In the motorcoach industry, just like in any other profession, some drivers care about their jobs and some don’t.
Sometimes, it’s because they are new to the job and don’t know any better. Experience and time will usually solve that if that individual cares about their profession.
But sometimes it’s just because they don’t care. I’ve seen and experienced a lot of things in this industry, and I’ve met and worked with many good drivers. To this very day, when I see a seasoned driver with years of experience, I take every opportunity to absorb as much as I can from them.
I’ve also seen drivers who do things that don’t reflect well on our industry and our image as bus drivers.
And to be honest. I’ve done some of those things myself. And you know what? I’m still learning things today, things that will make me a better motorcoach operator and things that I can share with new drivers coming into the job.
As I put together my list of things that drivers do that make them look like rookies or unprofessional, I reached out to other drivers for their suggestions. Here’s the top of my list::
- Not caring about your appearance. Call me old-fashioned, but if you’re operating a commercial passenger-carrying vehicle, it’s important to worry about what others think of your appearance and your vehicle’s appearance, inside and out. Your appearance represents the company you work for.
- Drivers who stay in their seats while loading and unloading the passengers. At Peoria Charter, the company I work for, standing next to the door while passengers are boarding and disembarking is a paramount rule. It looks professional, as it allows the driver to present herself or himself to the passengers before departure. It also is a safety measure, as a driver can assist any passengers who may lose their footing during boarding or disembarking.
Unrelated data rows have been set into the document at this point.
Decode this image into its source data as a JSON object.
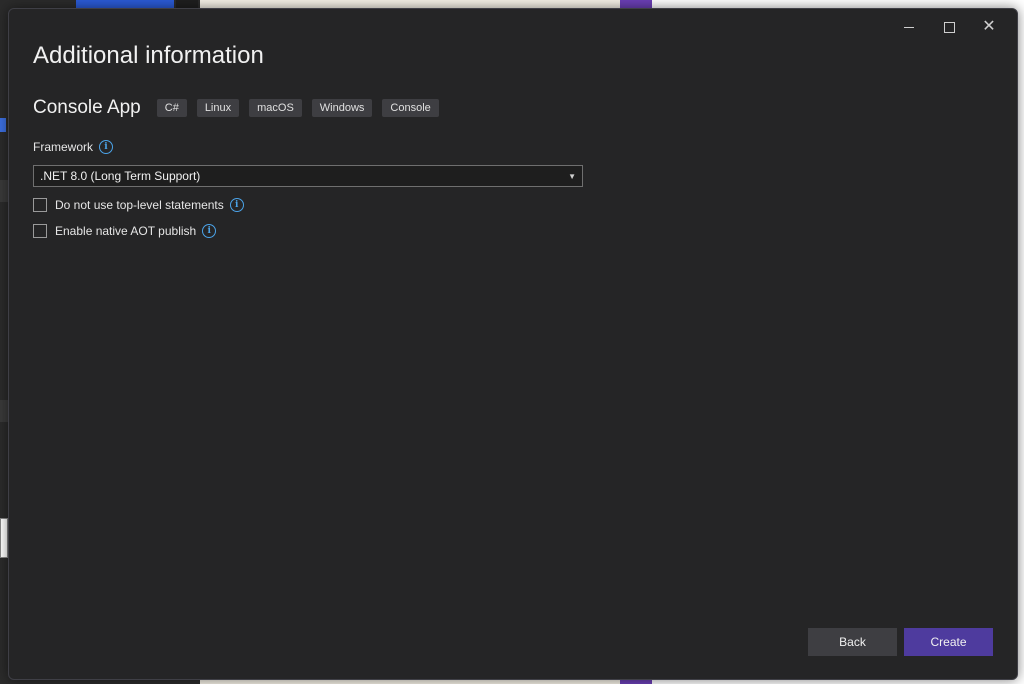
{
  "dialog": {
    "title": "Additional information",
    "template": {
      "name": "Console App",
      "tags": [
        "C#",
        "Linux",
        "macOS",
        "Windows",
        "Console"
      ]
    },
    "framework": {
      "label": "Framework",
      "selected": ".NET 8.0 (Long Term Support)"
    },
    "options": [
      {
        "label": "Do not use top-level statements",
        "checked": false
      },
      {
        "label": "Enable native AOT publish",
        "checked": false
      }
    ],
    "buttons": {
      "back": "Back",
      "create": "Create"
    },
    "window_controls": {
      "minimize": "—",
      "maximize": "",
      "close": "✕"
    }
  },
  "colors": {
    "dialog_bg": "#252526",
    "accent_create": "#4e3b9e",
    "info_icon": "#4ba3e8"
  }
}
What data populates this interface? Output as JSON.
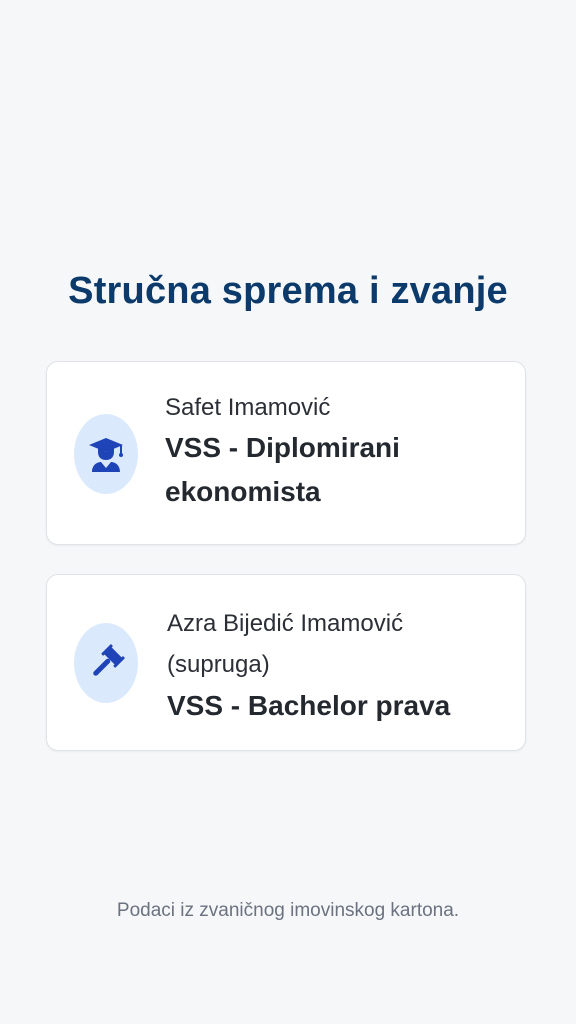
{
  "page": {
    "title": "Stručna sprema i zvanje",
    "footer": "Podaci iz zvaničnog imovinskog kartona."
  },
  "entries": [
    {
      "name": "Safet Imamović",
      "degree": "VSS - Diplomirani ekonomista",
      "icon": "graduate-icon"
    },
    {
      "name": "Azra Bijedić Imamović (supruga)",
      "degree": "VSS - Bachelor prava",
      "icon": "gavel-icon"
    }
  ],
  "colors": {
    "background": "#f6f7f9",
    "title": "#0b3a6b",
    "icon_bg": "#dbe9fc",
    "icon": "#1f44b8",
    "footer": "#6b7280"
  }
}
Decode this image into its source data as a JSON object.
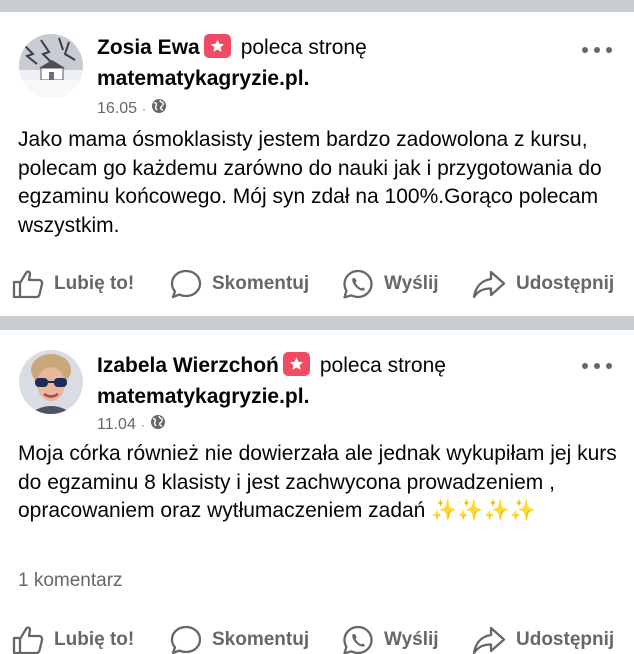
{
  "posts": [
    {
      "author": "Zosia Ewa",
      "action": "poleca stronę",
      "page": "matematykagryzie.pl.",
      "date": "16.05",
      "meta_separator": "·",
      "privacy_icon": "globe-icon",
      "text": "Jako mama ósmoklasisty jestem bardzo zadowolona z kursu, polecam go każdemu  zarówno do nauki jak i przygotowania do egzaminu końcowego. Mój syn zdał na 100%.Gorąco polecam wszystkim.",
      "comments_count": "",
      "actions": {
        "like": "Lubię to!",
        "comment": "Skomentuj",
        "send": "Wyślij",
        "share": "Udostępnij"
      }
    },
    {
      "author": "Izabela Wierzchoń",
      "action": "poleca stronę",
      "page": "matematykagryzie.pl.",
      "date": "11.04",
      "meta_separator": "·",
      "privacy_icon": "globe-icon",
      "text": "Moja córka również nie dowierzała ale jednak wykupiłam jej kurs do egzaminu 8 klasisty i jest zachwycona prowadzeniem , opracowaniem oraz wytłumaczeniem zadań ✨✨✨✨",
      "comments_count": "1 komentarz",
      "actions": {
        "like": "Lubię to!",
        "comment": "Skomentuj",
        "send": "Wyślij",
        "share": "Udostępnij"
      }
    }
  ],
  "colors": {
    "separator": "#c9ccd1",
    "secondary_text": "#65676b",
    "recommend_badge": "#f04b63",
    "primary_text": "#050505"
  }
}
- Filling their dash area with litter. An untidy driver’s area is an eyesore. There are lots of little nooks and crannies in the cockpit of a coach bus where a driver can shove their things, from clipboards to snacks. It looks especially sloppy from the outside if drivers stick papers and folders between the windshield and the dashboard. Some companies have rules about keeping the driver’s area tidy.
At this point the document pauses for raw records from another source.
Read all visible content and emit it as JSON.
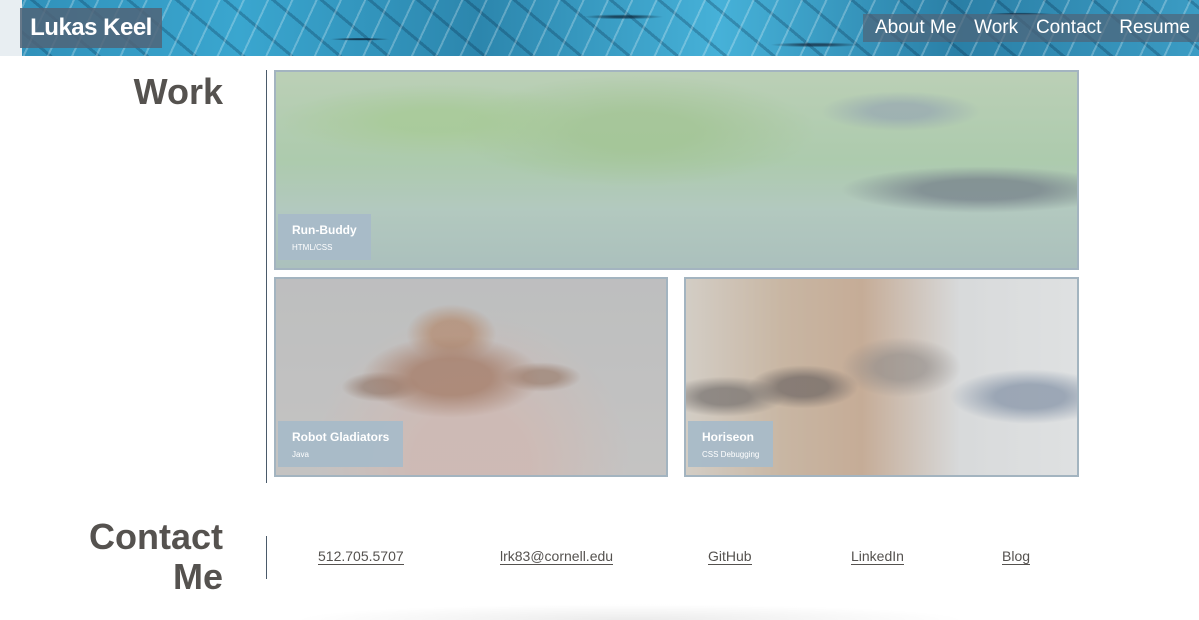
{
  "header": {
    "logo": "Lukas Keel",
    "nav": [
      "About Me",
      "Work",
      "Contact",
      "Resume"
    ]
  },
  "work": {
    "title": "Work",
    "projects": [
      {
        "name": "Run-Buddy",
        "tech": "HTML/CSS"
      },
      {
        "name": "Robot Gladiators",
        "tech": "Java"
      },
      {
        "name": "Horiseon",
        "tech": "CSS Debugging"
      }
    ]
  },
  "contact": {
    "title_line1": "Contact",
    "title_line2": "Me",
    "links": [
      "512.705.5707",
      "lrk83@cornell.edu",
      "GitHub",
      "LinkedIn",
      "Blog"
    ]
  },
  "colors": {
    "accent": "#a3b4c0",
    "text": "#55524f",
    "header_overlay": "#506478"
  }
}
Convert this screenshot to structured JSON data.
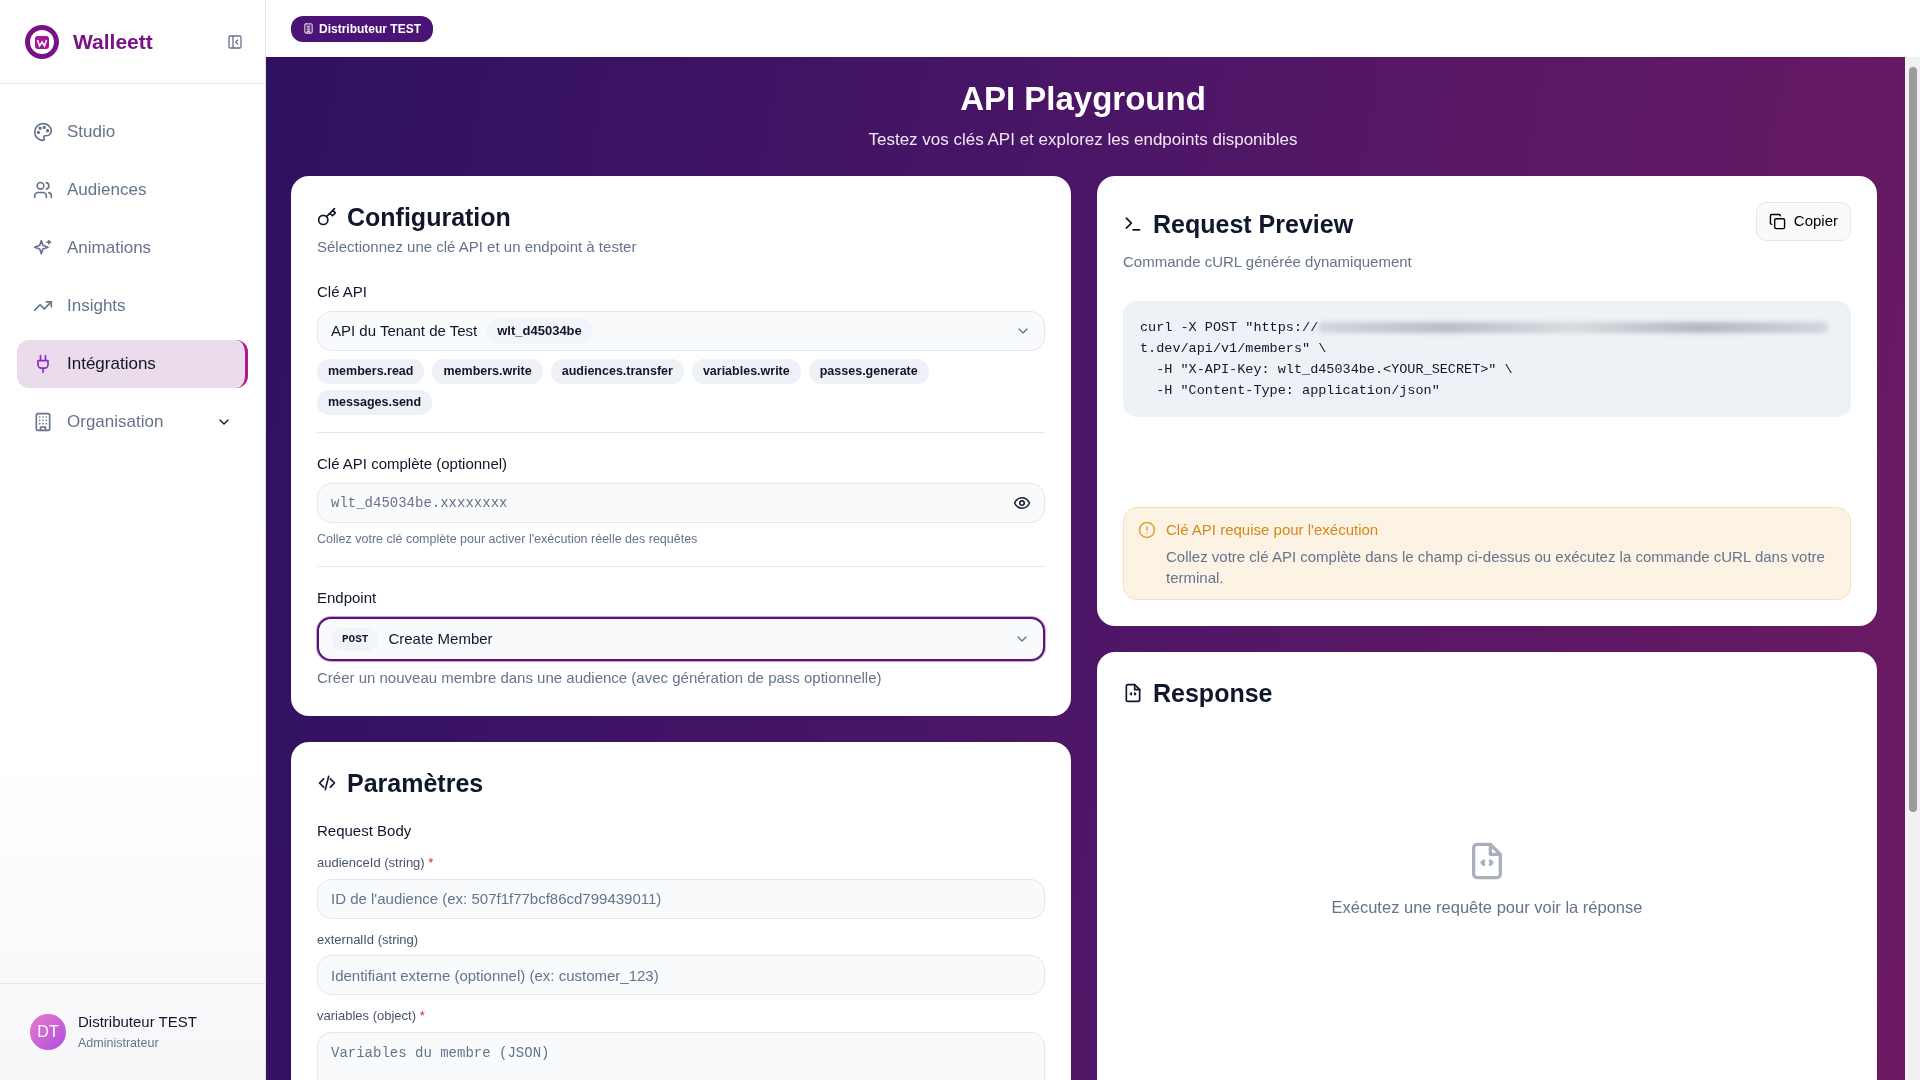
{
  "app": {
    "name": "Walleett"
  },
  "sidebar": {
    "items": [
      {
        "label": "Studio",
        "selected": false,
        "expandable": false
      },
      {
        "label": "Audiences",
        "selected": false,
        "expandable": false
      },
      {
        "label": "Animations",
        "selected": false,
        "expandable": false
      },
      {
        "label": "Insights",
        "selected": false,
        "expandable": false
      },
      {
        "label": "Intégrations",
        "selected": true,
        "expandable": false
      },
      {
        "label": "Organisation",
        "selected": false,
        "expandable": true
      }
    ]
  },
  "user": {
    "initials": "DT",
    "name": "Distributeur TEST",
    "role": "Administrateur"
  },
  "topbar": {
    "tenant_badge": "Distributeur TEST"
  },
  "header": {
    "title": "API Playground",
    "subtitle": "Testez vos clés API et explorez les endpoints disponibles"
  },
  "configuration": {
    "title": "Configuration",
    "subtitle": "Sélectionnez une clé API et un endpoint à tester",
    "api_key": {
      "label": "Clé API",
      "value": "API du Tenant de Test",
      "prefix": "wlt_d45034be",
      "scopes": [
        "members.read",
        "members.write",
        "audiences.transfer",
        "variables.write",
        "passes.generate",
        "messages.send"
      ]
    },
    "full_key": {
      "label": "Clé API complète (optionnel)",
      "placeholder": "wlt_d45034be.xxxxxxxx",
      "help": "Collez votre clé complète pour activer l'exécution réelle des requêtes"
    },
    "endpoint": {
      "label": "Endpoint",
      "method": "POST",
      "value": "Create Member",
      "focused": true,
      "help": "Créer un nouveau membre dans une audience (avec génération de pass optionnelle)"
    }
  },
  "parameters": {
    "title": "Paramètres",
    "section": "Request Body",
    "fields": [
      {
        "label": "audienceId (string)",
        "required_mark": "*",
        "kind": "input",
        "placeholder": "ID de l'audience (ex: 507f1f77bcf86cd799439011)"
      },
      {
        "label": "externalId (string)",
        "kind": "input",
        "placeholder": "Identifiant externe (optionnel) (ex: customer_123)"
      },
      {
        "label": "variables (object)",
        "required_mark": "*",
        "kind": "textarea",
        "placeholder": "Variables du membre (JSON)"
      }
    ]
  },
  "request_preview": {
    "title": "Request Preview",
    "subtitle": "Commande cURL générée dynamiquement",
    "copy_button": "Copier",
    "code_lines": [
      {
        "text": "curl -X POST \"https://",
        "redacted": true
      },
      {
        "text": "t.dev/api/v1/members\" \\",
        "redacted": false
      },
      {
        "text": "  -H \"X-API-Key: wlt_d45034be.<YOUR_SECRET>\" \\",
        "redacted": false
      },
      {
        "text": "  -H \"Content-Type: application/json\"",
        "redacted": false
      }
    ],
    "warning": {
      "title": "Clé API requise pour l'exécution",
      "text": "Collez votre clé API complète dans le champ ci-dessus ou exécutez la commande cURL dans votre terminal."
    }
  },
  "response": {
    "title": "Response",
    "empty_text": "Exécutez une requête pour voir la réponse"
  }
}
- Having their phone or a navigation device out, usually suctioned to the window. Nothing says “I don’t know where I’m going!” like an obtrusive GPS unit. I had never thought about this before, and it is something that I definitely am guilty of. I keep my navigation device mounted to the lower portion of my front windshield as close to the dash as I can. It’s not because I don’t know where I am going; I always make sure that I can get to where I need to go without my GPS. But I like to mount mine on the windshield and not on the side because If I do have to glance at it, I want to be able to keep my eyes forward so that I can still see the road.
- Drivers looking like they got dressed in the dark. It’s definitely important to dress professionally. If you don’t look professional, then the passengers will be uncomfortable and scrutinize your driving even more than they already do. Some companies have uniforms and a uniform code that drivers have to follow. And damn, some of you look sharp. I’ve also seen a lot of coach bus companies that do not have uniforms but where the drivers still dress very professionally. You can definitely see the drivers who have pride in their jobs versus those who do not. Uniforms or not, if you show up to pick up your passengers looking like you just got out of bed, your passengers are not going to have a lot of confidence in you or your company.
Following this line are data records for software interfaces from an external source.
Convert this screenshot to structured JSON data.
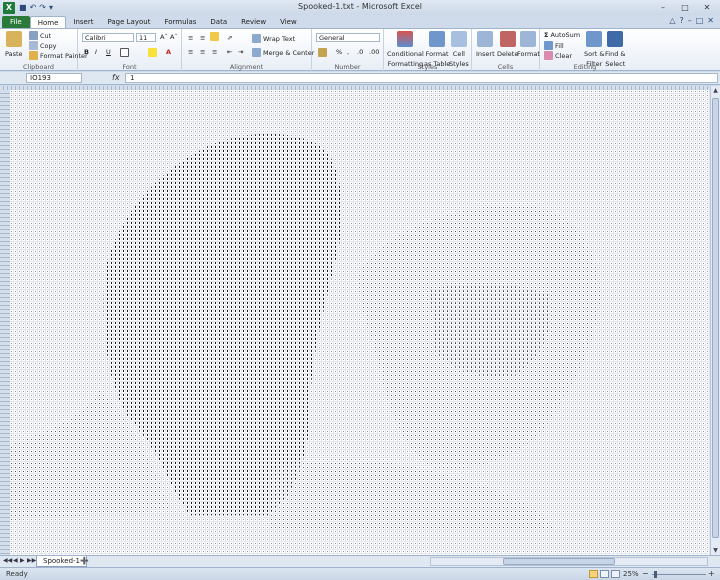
{
  "window": {
    "title": "Spooked-1.txt - Microsoft Excel",
    "app_icon": "excel-icon",
    "min": "–",
    "max": "□",
    "close": "✕"
  },
  "tabs": [
    {
      "label": "File"
    },
    {
      "label": "Home"
    },
    {
      "label": "Insert"
    },
    {
      "label": "Page Layout"
    },
    {
      "label": "Formulas"
    },
    {
      "label": "Data"
    },
    {
      "label": "Review"
    },
    {
      "label": "View"
    }
  ],
  "ribbon": {
    "clipboard": {
      "paste": "Paste",
      "cut": "Cut",
      "copy": "Copy",
      "format_painter": "Format Painter",
      "label": "Clipboard"
    },
    "font": {
      "name": "Calibri",
      "size": "11",
      "bold": "B",
      "italic": "I",
      "underline": "U",
      "label": "Font"
    },
    "alignment": {
      "wrap_text": "Wrap Text",
      "merge_center": "Merge & Center",
      "label": "Alignment"
    },
    "number": {
      "format": "General",
      "percent": "%",
      "comma": ",",
      "label": "Number"
    },
    "styles": {
      "conditional": "Conditional",
      "conditional2": "Formatting",
      "format_table": "Format",
      "format_table2": "as Table",
      "cell_styles": "Cell",
      "cell_styles2": "Styles",
      "label": "Styles"
    },
    "cells": {
      "insert": "Insert",
      "delete": "Delete",
      "format": "Format",
      "label": "Cells"
    },
    "editing": {
      "autosum": "AutoSum",
      "fill": "Fill",
      "clear": "Clear",
      "sort": "Sort &",
      "sort2": "Filter",
      "find": "Find &",
      "find2": "Select",
      "label": "Editing"
    }
  },
  "formula_bar": {
    "name_box": "IO193",
    "fx": "fx",
    "value": "1"
  },
  "sheet": {
    "tab": "Spooked-1"
  },
  "status": {
    "ready": "Ready",
    "zoom": "25%",
    "minus": "−",
    "plus": "+"
  },
  "colors": {
    "accent": "#1d7a3a",
    "ribbon_border": "#9fb3cc",
    "ink": "#2a2a2a"
  }
}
Check out my video to see my complete list of 10 things a bus driver should never do.
Here’s what some of you had to say about my take on things a bus driver should never do.
starcruze328: What really grinds my gears is seeing a coach go down the road so close to the vehicle ahead. It’s like they’re running at Talladega. Absolutely NO excuse for that.
matthewb9824: As a coach driver in Australia, I have to say I don’t get the whole “do not use GPS” thing. I’m not saying it should be solely relied upon, but it is a very useful tool, especially in today’s time-conscious world. Delays are sometimes unavoidable, but I personally find that by having a GPS running and showing my route, I am prepared for anything the road throws at me – be it an accident or an unexpected detour into unfamiliar territory. It saves me from stopping to look up where I have to go on a paper map or on the GPS while I have 50 or 60 pairs of eyes burning a hole in the back of my head! Some of the GPS units even have live traffic updates that will warn you of an impediment along your route and ask if you want to consider an alternative route. It can be a lifesaver and saved my butt a few times when I used to work as an airport bus operator where we just could not be late arriving!
Qwincyq6412: When I was a trainee driver, one company rule was that whenever you were outside the coach, you had to wear your uniform cap, whether greeting passengers, loading luggage, etc.